In his article in the New York Times, author Richard Pérez-Peña focuses on the difficulties inherent in cultivating a diverse student body, in regard to race and economic status.
“It’s expensive,” said Donald E. Heller, dean of the College of Education at Michigan State University. “You have to go out and identify them, recruit them and get them to apply, and then it’s really expensive once they enroll because they need more financial aid.”
Is there a solution to this quandary? A demographically homogeneous education lacks the breadth of human experience; so how can schools actively, efficiently and successfully meet this challenge?

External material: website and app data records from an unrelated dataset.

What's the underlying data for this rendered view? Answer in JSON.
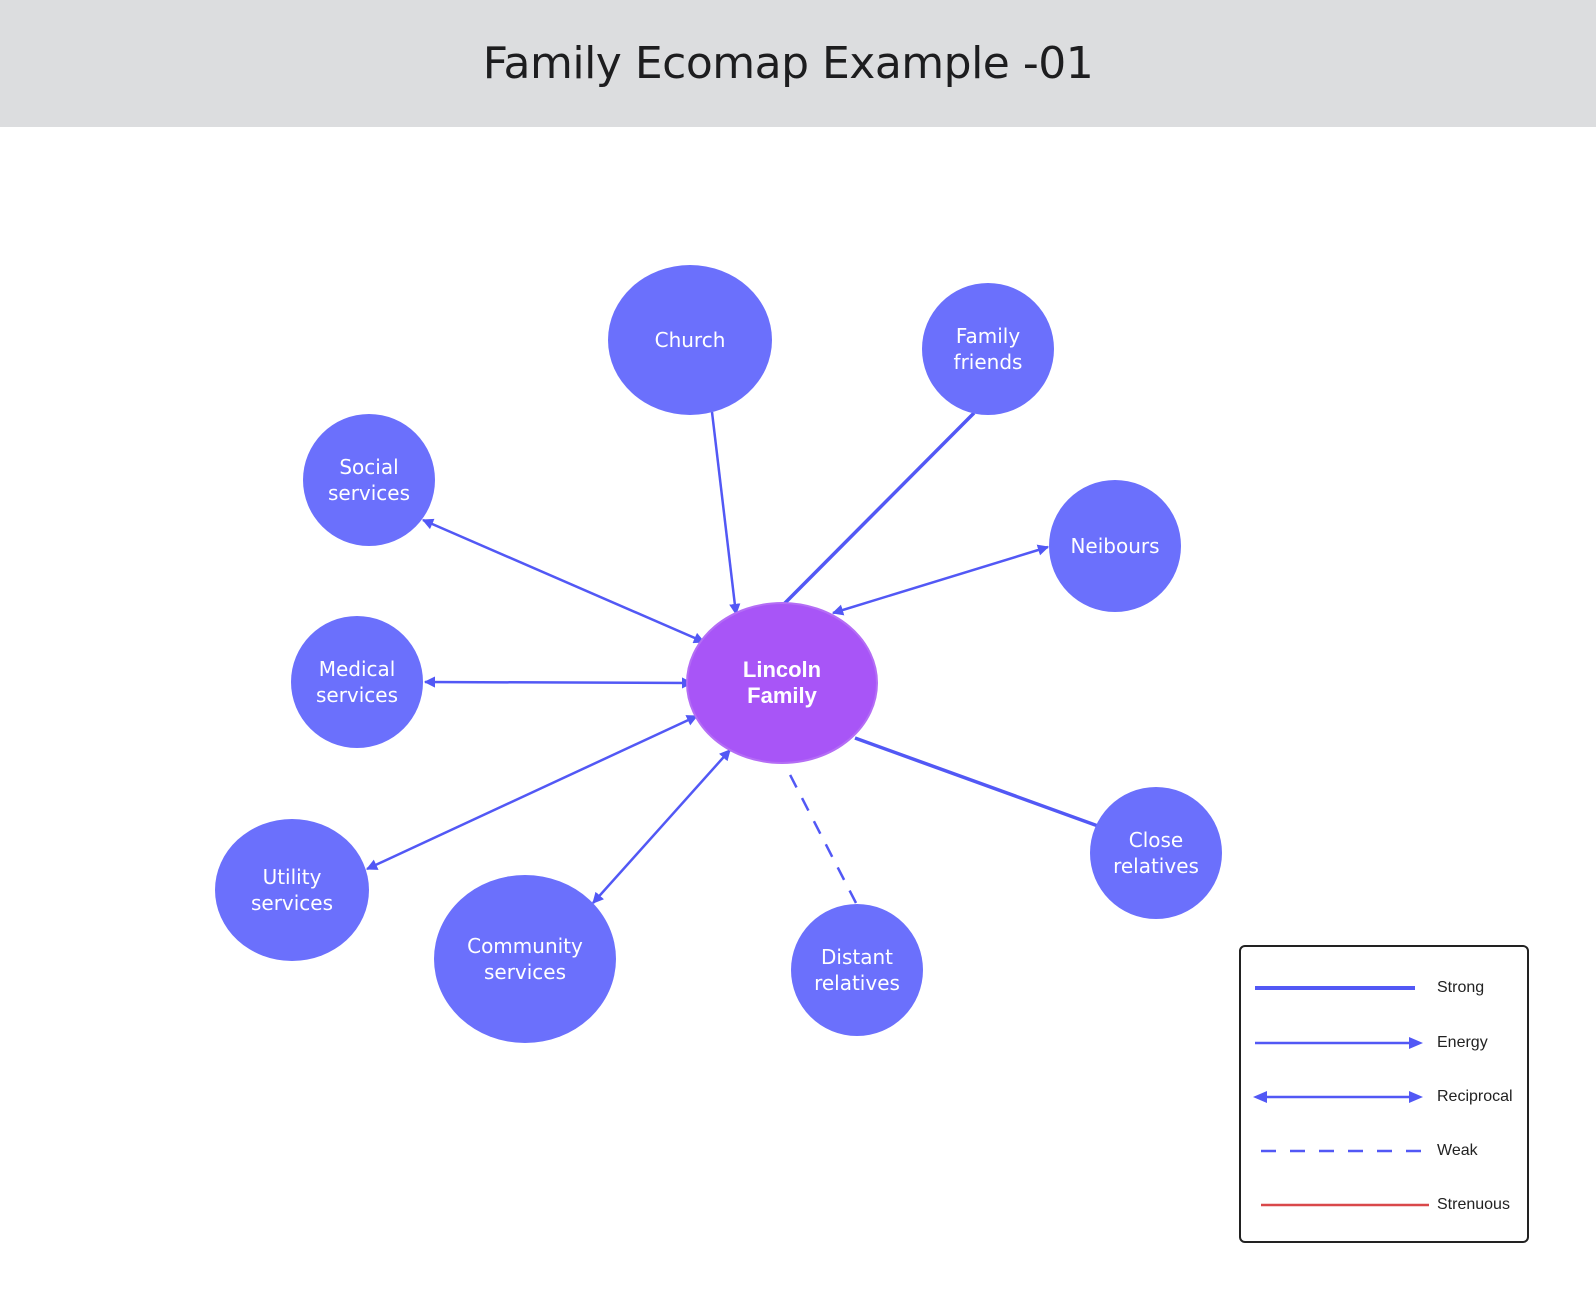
{
  "header": {
    "title": "Family Ecomap Example -01"
  },
  "colors": {
    "node_fill": "#6b70fc",
    "center_fill": "#a855f7",
    "center_stroke": "#b46df5",
    "edge": "#5258f5",
    "strenuous": "#d9484a",
    "header_bg": "#dcdddf"
  },
  "center": {
    "id": "lincoln",
    "label_lines": [
      "Lincoln",
      "Family"
    ]
  },
  "nodes": [
    {
      "id": "church",
      "label_lines": [
        "Church"
      ],
      "relation": "energy",
      "direction": "to-family"
    },
    {
      "id": "family-friends",
      "label_lines": [
        "Family",
        "friends"
      ],
      "relation": "strong",
      "direction": "none"
    },
    {
      "id": "neibours",
      "label_lines": [
        "Neibours"
      ],
      "relation": "reciprocal",
      "direction": "both"
    },
    {
      "id": "social-services",
      "label_lines": [
        "Social",
        "services"
      ],
      "relation": "reciprocal",
      "direction": "both"
    },
    {
      "id": "medical-services",
      "label_lines": [
        "Medical",
        "services"
      ],
      "relation": "reciprocal",
      "direction": "both"
    },
    {
      "id": "utility-services",
      "label_lines": [
        "Utility",
        "services"
      ],
      "relation": "reciprocal",
      "direction": "both"
    },
    {
      "id": "community-services",
      "label_lines": [
        "Community",
        "services"
      ],
      "relation": "reciprocal",
      "direction": "both"
    },
    {
      "id": "distant-relatives",
      "label_lines": [
        "Distant",
        "relatives"
      ],
      "relation": "weak",
      "direction": "none"
    },
    {
      "id": "close-relatives",
      "label_lines": [
        "Close",
        "relatives"
      ],
      "relation": "strong",
      "direction": "none"
    }
  ],
  "legend": {
    "items": [
      {
        "type": "strong",
        "label": "Strong"
      },
      {
        "type": "energy",
        "label": "Energy"
      },
      {
        "type": "reciprocal",
        "label": "Reciprocal"
      },
      {
        "type": "weak",
        "label": "Weak"
      },
      {
        "type": "strenuous",
        "label": "Strenuous"
      }
    ]
  }
}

And if you have a few more minutes, follow up the NYT article with this post by Northeastern CPS’s Art LaMan on how the “flipped classroom” teaching model is particularly effective with a multicultural student population.